The ALS Association could pour all of its resources into research. We could eliminate our ALS Clinic Support Program, which funds five multidisciplinary ALS clinics and tele-health in North Carolina. We could end our Supportive Care Program, made up of 10 in-person Connection Groups, five Telephone/Online Connection Groups and our new Peer Support Program. We could terminate our Financial Grant Program, Loaner Equipment Program, Care Connection Program, Public Education and Awareness initiatives and our ALS Resource Guides. After all, research will lead to a cure and remove the need for care, right? I wish it were that simple.
I believe the most likely scenario is that scientists will cure ALS in people who have a genetic (familial) form of the disease first. For non-genetic (sporadic) ALS, which accounts for about 90% of all cases, new treatments will be developed. In time, people will live longer and longer with the disease until eventually they will live full and normal lives.
My point is, research is critical and continues to be a top priority, but we cannot turn our backs on the people who need us now. Not only would that be heartless, but it would be completely irresponsible. It would slow down progress towards developing new treatments and ultimately a cure for ALS.

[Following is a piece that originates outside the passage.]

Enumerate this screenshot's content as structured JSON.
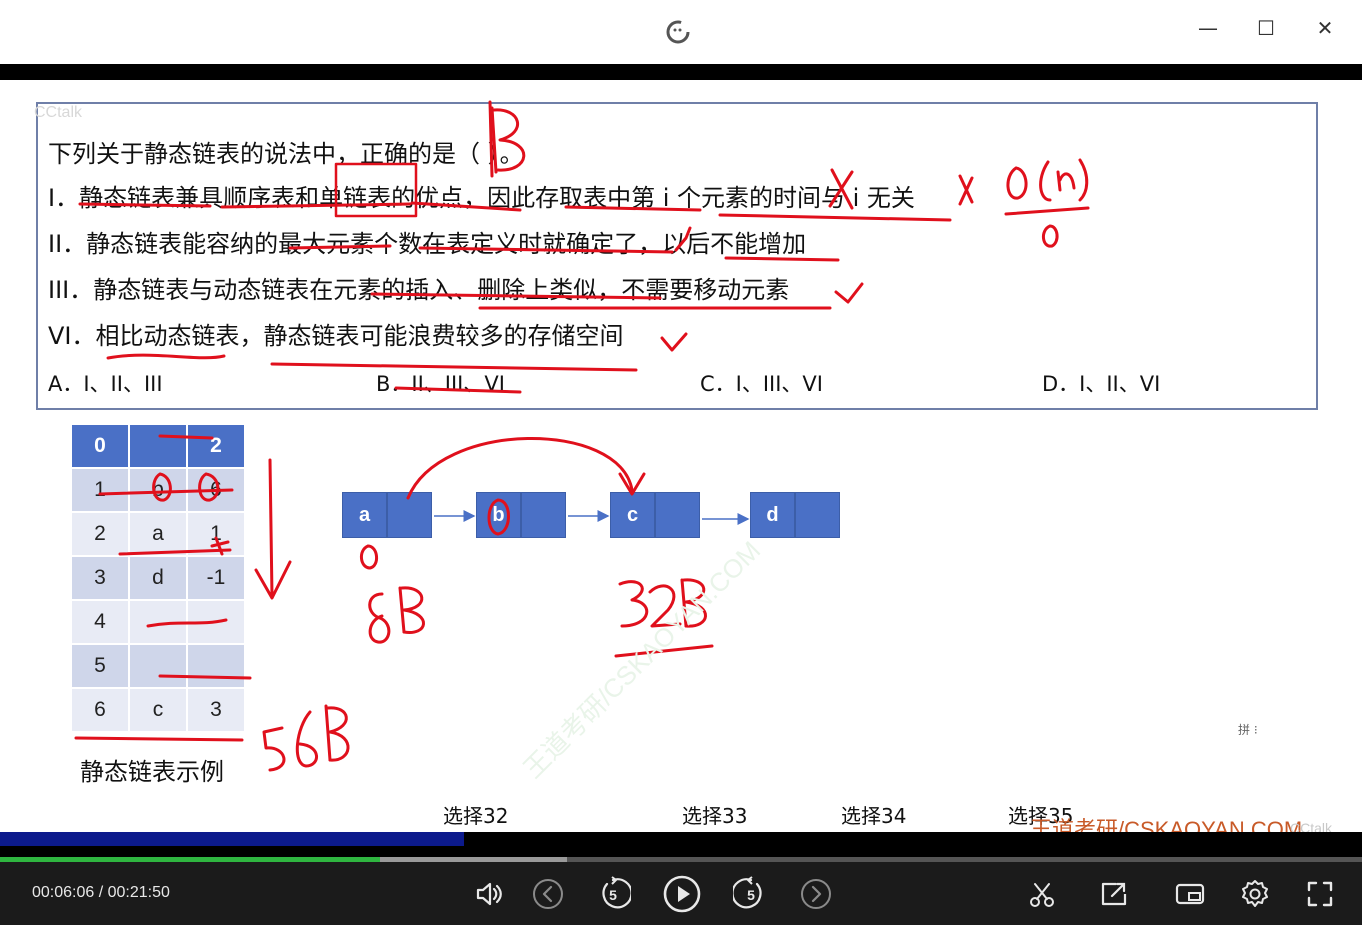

Providing compassionate care and support is important. People with ALS who receive support are happier and if they attend one of our multidisciplinary ALS clinics they live longer. If they live longer, they can participate in more clinical trials. Do you see where I am going with this? We must provide excellent supportive care in order to achieve our vision of creating a world without ALS.
One of my favorite songs is “You’ve Got a Friend,” by James Taylor. The lyrics are very comforting: “When you’re down and troubled; And you need some love and care; And nothing, nothing is going right; Close your eyes and think of me; And soon I will be there; To brighten up even your darkest night.”
If you are reading this, you know how tough ALS can be for the person living with the disease and their family. No matter where you are in your ALS journey, our goal is to make life better, to empower you, to be your friend. As James Taylor so eloquently wrote, “All you have to do is call.”
This newsletter is intended to highlight the many wonderful programs that we offer. I hope you will enjoy reading and learning more about them. We would not be able to do what we do without committed and caring people who generously donate their time, talents, influence and finances to support us. Thank you for believing in what we do and I hope to see you at one of our Walks this spring!
This is my third letter in a series, addressing the three components of our mission which are research, advocacy and care. If you missed my first two letters, you can find them online at www.alsnc.org in the “About Us” section under “News” or they are in the last two issues of our newsletter.
President & CEO, The ALS Association North Carolina Chapter